Work instructions -> Filter the material below down to the lines containing the word "Dialogue".

Supplied entries ->
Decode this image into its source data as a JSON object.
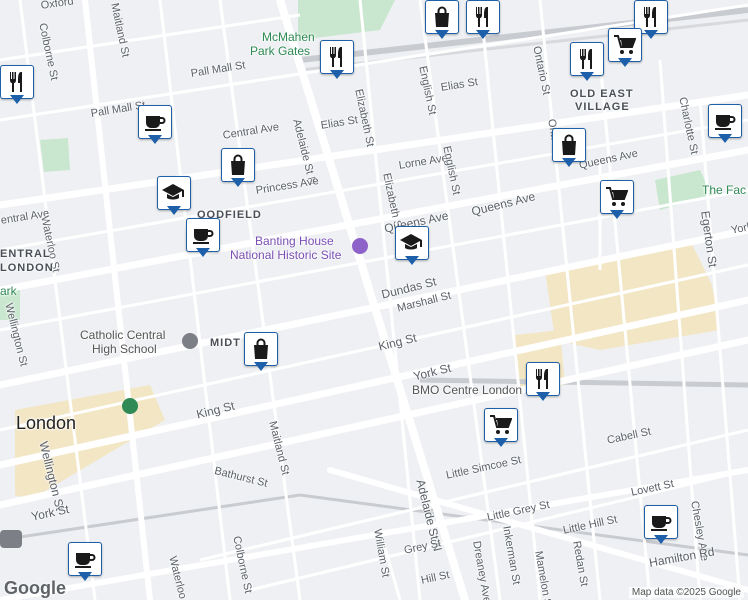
{
  "map": {
    "attribution": "Map data ©2025 Google",
    "logo": "Google",
    "colors": {
      "road": "#ffffff",
      "background": "#eef0f3",
      "park": "#c9e7cf",
      "rail": "#c8cbd0",
      "commercial": "#f3e6c4",
      "marker_border": "#1d5fa8"
    }
  },
  "streets": {
    "oxford": "Oxford",
    "maitland_n": "Maitland St",
    "pall_mall_w": "Pall Mall St",
    "pall_mall_e": "Pall Mall St",
    "elizabeth_n": "Elizabeth St",
    "english_n": "English St",
    "elias": "Elias St",
    "ontario": "Ontario St",
    "colborne_n": "Colborne St",
    "central_ave_e": "Central Ave",
    "elias_w": "Elias St",
    "adelaide_n": "Adelaide St N",
    "lorne": "Lorne Ave",
    "english_s": "English St",
    "queens_ne": "Queens Ave",
    "princess": "Princess Ave",
    "elizabeth_s": "Elizabeth St",
    "charlotte": "Charlotte St",
    "queens_e": "Queens Ave",
    "central_ave_w": "entral Ave",
    "waterloo_n": "Waterloo St",
    "queens_mid": "Queens Ave",
    "york_e": "York",
    "egerton": "Egerton St",
    "dundas": "Dundas St",
    "marshall": "Marshall St",
    "wellington_n": "Wellington St",
    "king_e": "King St",
    "york_mid": "York St",
    "king_w": "King St",
    "wellington_s": "Wellington St",
    "maitland_s": "Maitland St",
    "cabell": "Cabell St",
    "little_simcoe": "Little Simcoe St",
    "bathurst": "Bathurst St",
    "lovett": "Lovett St",
    "york_w": "York St",
    "little_grey": "Little Grey St",
    "little_hill": "Little Hill St",
    "chesley": "Chesley Ave",
    "adelaide_s": "Adelaide St N",
    "colborne_s": "Colborne St",
    "william": "William St",
    "grey": "Grey St",
    "dreaney": "Dreaney Ave",
    "inkerman": "Inkerman St",
    "mamelon": "Mamelon St",
    "redan": "Redan St",
    "hamilton": "Hamilton Rd",
    "hill": "Hill St",
    "waterloo_s": "Waterloo",
    "ontario_s": "Ontario",
    "york_left": "York St"
  },
  "areas": {
    "old_east_village_1": "OLD EAST",
    "old_east_village_2": "VILLAGE",
    "woodfield": "OODFIELD",
    "central_london_1": "ENTRAL",
    "central_london_2": "LONDON",
    "midtown": "MIDT",
    "city": "London"
  },
  "places": {
    "mcmahen_1": "McMahen",
    "mcmahen_2": "Park Gates",
    "banting_1": "Banting House",
    "banting_2": "National Historic Site",
    "catholic_1": "Catholic Central",
    "catholic_2": "High School",
    "bmo": "BMO Centre London",
    "the_fac": "The Fac",
    "park_left": "ark"
  },
  "markers": [
    {
      "icon": "shopping-bag"
    },
    {
      "icon": "restaurant"
    },
    {
      "icon": "restaurant"
    },
    {
      "icon": "restaurant"
    },
    {
      "icon": "restaurant"
    },
    {
      "icon": "shopping-cart"
    },
    {
      "icon": "restaurant"
    },
    {
      "icon": "cafe"
    },
    {
      "icon": "cafe"
    },
    {
      "icon": "shopping-bag"
    },
    {
      "icon": "shopping-bag"
    },
    {
      "icon": "school"
    },
    {
      "icon": "cafe"
    },
    {
      "icon": "school"
    },
    {
      "icon": "shopping-cart"
    },
    {
      "icon": "shopping-bag"
    },
    {
      "icon": "restaurant"
    },
    {
      "icon": "shopping-cart"
    },
    {
      "icon": "cafe"
    },
    {
      "icon": "cafe"
    }
  ]
}
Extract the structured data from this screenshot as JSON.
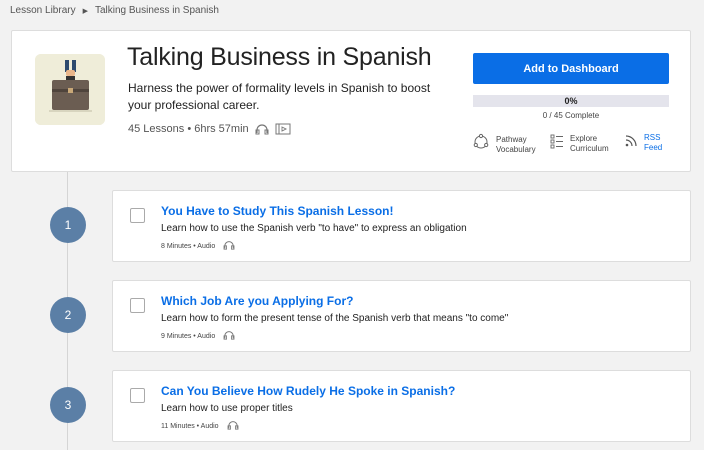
{
  "breadcrumb": {
    "root": "Lesson Library",
    "current": "Talking Business in Spanish"
  },
  "course": {
    "title": "Talking Business in Spanish",
    "description": "Harness the power of formality levels in Spanish to boost your professional career.",
    "meta": "45 Lessons • 6hrs 57min"
  },
  "actions": {
    "add_label": "Add to Dashboard",
    "progress_percent": "0%",
    "progress_fraction": 0,
    "progress_count": "0 / 45 Complete"
  },
  "tools": {
    "pathway": "Pathway\nVocabulary",
    "curriculum": "Explore\nCurriculum",
    "rss": "RSS\nFeed"
  },
  "lessons": [
    {
      "number": "1",
      "title": "You Have to Study This Spanish Lesson!",
      "desc": "Learn how to use the Spanish verb \"to have\" to express an obligation",
      "meta": "8 Minutes • Audio"
    },
    {
      "number": "2",
      "title": "Which Job Are you Applying For?",
      "desc": "Learn how to form the present tense of the Spanish verb that means \"to come\"",
      "meta": "9 Minutes • Audio"
    },
    {
      "number": "3",
      "title": "Can You Believe How Rudely He Spoke in Spanish?",
      "desc": "Learn how to use proper titles",
      "meta": "11 Minutes • Audio"
    }
  ],
  "colors": {
    "accent": "#0a6ee6",
    "badge": "#5b7fa6",
    "background": "#f2f2f2"
  }
}
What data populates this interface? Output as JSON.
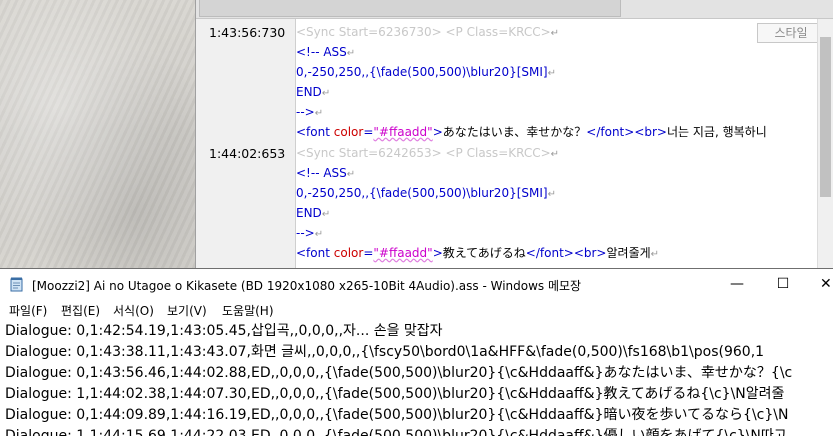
{
  "editor": {
    "style_button_label": "스타일",
    "times": [
      "1:43:56:730",
      "1:44:02:653"
    ],
    "block1": {
      "sync_open": "<Sync ",
      "sync_attr": "Start",
      "sync_eq": "=6236730> <P ",
      "class_attr": "Class",
      "class_val": "=KRCC>",
      "comment_open": "<!-- ASS",
      "pos_line": "0,-250,250,,{\\fade(500,500)\\blur20}[SMI]",
      "end_line": "END",
      "comment_close": "-->",
      "font_open": "<font ",
      "color_attr": "color",
      "color_eq": "=",
      "color_val": "\"#ffaadd\"",
      "font_gt": ">",
      "jp_text": "あなたはいま、幸せかな？",
      "font_close": "</font>",
      "br": "<br>",
      "kr_text": "너는 지금, 행복하니"
    },
    "block2": {
      "sync_open": "<Sync ",
      "sync_attr": "Start",
      "sync_eq": "=6242653> <P ",
      "class_attr": "Class",
      "class_val": "=KRCC>",
      "comment_open": "<!-- ASS",
      "pos_line": "0,-250,250,,{\\fade(500,500)\\blur20}[SMI]",
      "end_line": "END",
      "comment_close": "-->",
      "font_open": "<font ",
      "color_attr": "color",
      "color_eq": "=",
      "color_val": "\"#ffaadd\"",
      "font_gt": ">",
      "jp_text": "教えてあげるね",
      "font_close": "</font>",
      "br": "<br>",
      "kr_text": "알려줄게"
    },
    "crlf_glyph": "↵"
  },
  "notepad": {
    "title": "[Moozzi2] Ai no Utagoe o Kikasete (BD 1920x1080 x265-10Bit 4Audio).ass - Windows 메모장",
    "window_buttons": {
      "minimize": "—",
      "maximize": "☐",
      "close": "✕"
    },
    "menu": [
      "파일(F)",
      "편집(E)",
      "서식(O)",
      "보기(V)",
      "도움말(H)"
    ],
    "lines": [
      "Dialogue: 0,1:42:54.19,1:43:05.45,삽입곡,,0,0,0,,자... 손을 맞잡자",
      "Dialogue: 0,1:43:38.11,1:43:43.07,화면 글씨,,0,0,0,,{\\fscy50\\bord0\\1a&HFF&\\fade(0,500)\\fs168\\b1\\pos(960,1",
      "Dialogue: 0,1:43:56.46,1:44:02.88,ED,,0,0,0,,{\\fade(500,500)\\blur20}{\\c&Hddaaff&}あなたはいま、幸せかな？{\\c",
      "Dialogue: 1,1:44:02.38,1:44:07.30,ED,,0,0,0,,{\\fade(500,500)\\blur20}{\\c&Hddaaff&}教えてあげるね{\\c}\\N알려줄",
      "Dialogue: 0,1:44:09.89,1:44:16.19,ED,,0,0,0,,{\\fade(500,500)\\blur20}{\\c&Hddaaff&}暗い夜を歩いてるなら{\\c}\\N",
      "Dialogue: 1,1:44:15.69,1:44:22.03,ED,,0,0,0,,{\\fade(500,500)\\blur20}{\\c&Hddaaff&}優しい顔をあげて{\\c}\\N따고"
    ]
  }
}
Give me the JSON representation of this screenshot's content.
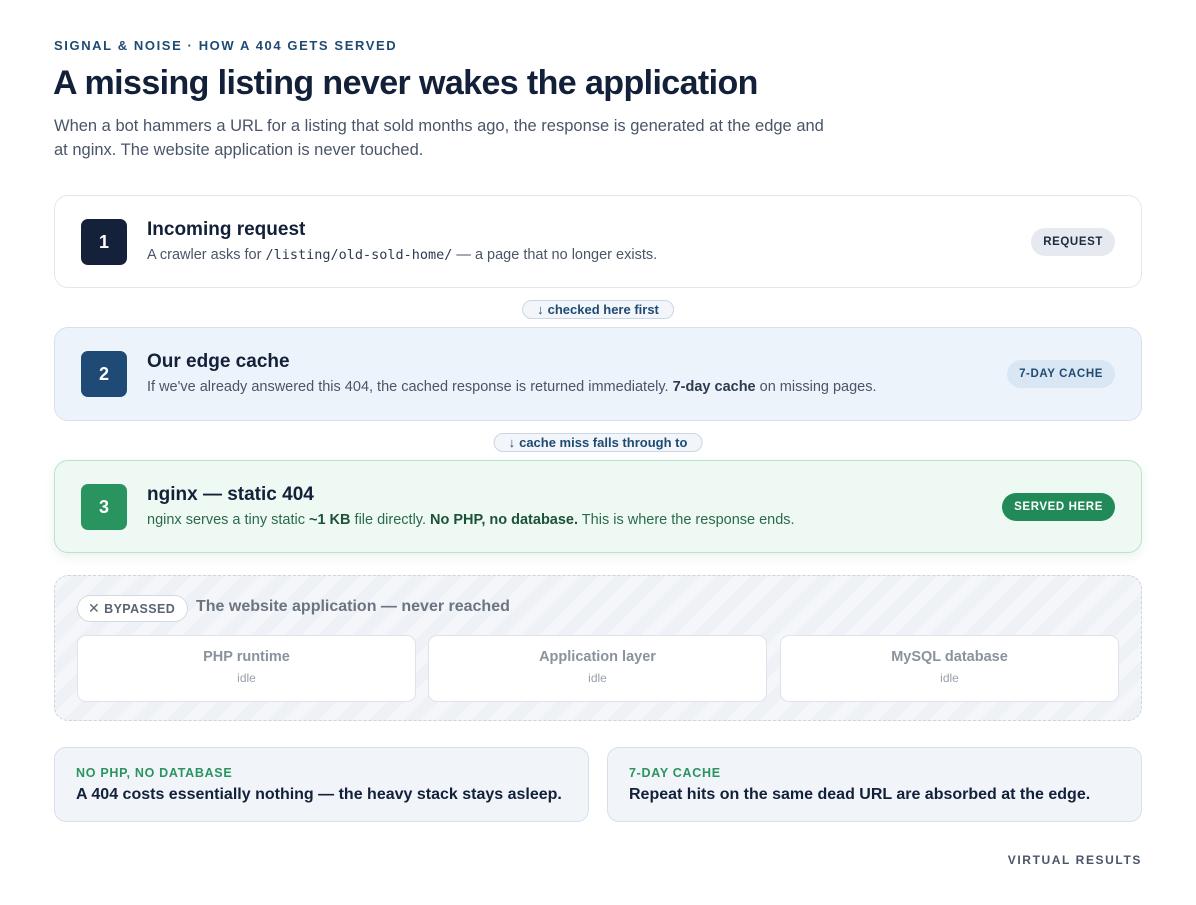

Reply ->
      "Dialogue: 0,1:42:54.19,1:43:05.45,삽입곡,,0,0,0,,자... 손을 맞잡자",
      "Dialogue: 0,1:43:38.11,1:43:43.07,화면 글씨,,0,0,0,,{\\fscy50\\bord0\\1a&HFF&\\fade(0,500)\\fs168\\b1\\pos(960,1",
      "Dialogue: 0,1:43:56.46,1:44:02.88,ED,,0,0,0,,{\\fade(500,500)\\blur20}{\\c&Hddaaff&}あなたはいま、幸せかな？{\\c",
      "Dialogue: 1,1:44:02.38,1:44:07.30,ED,,0,0,0,,{\\fade(500,500)\\blur20}{\\c&Hddaaff&}教えてあげるね{\\c}\\N알려줄",
      "Dialogue: 0,1:44:09.89,1:44:16.19,ED,,0,0,0,,{\\fade(500,500)\\blur20}{\\c&Hddaaff&}暗い夜を歩いてるなら{\\c}\\N",
      "Dialogue: 1,1:44:15.69,1:44:22.03,ED,,0,0,0,,{\\fade(500,500)\\blur20}{\\c&Hddaaff&}優しい顔をあげて{\\c}\\N따고"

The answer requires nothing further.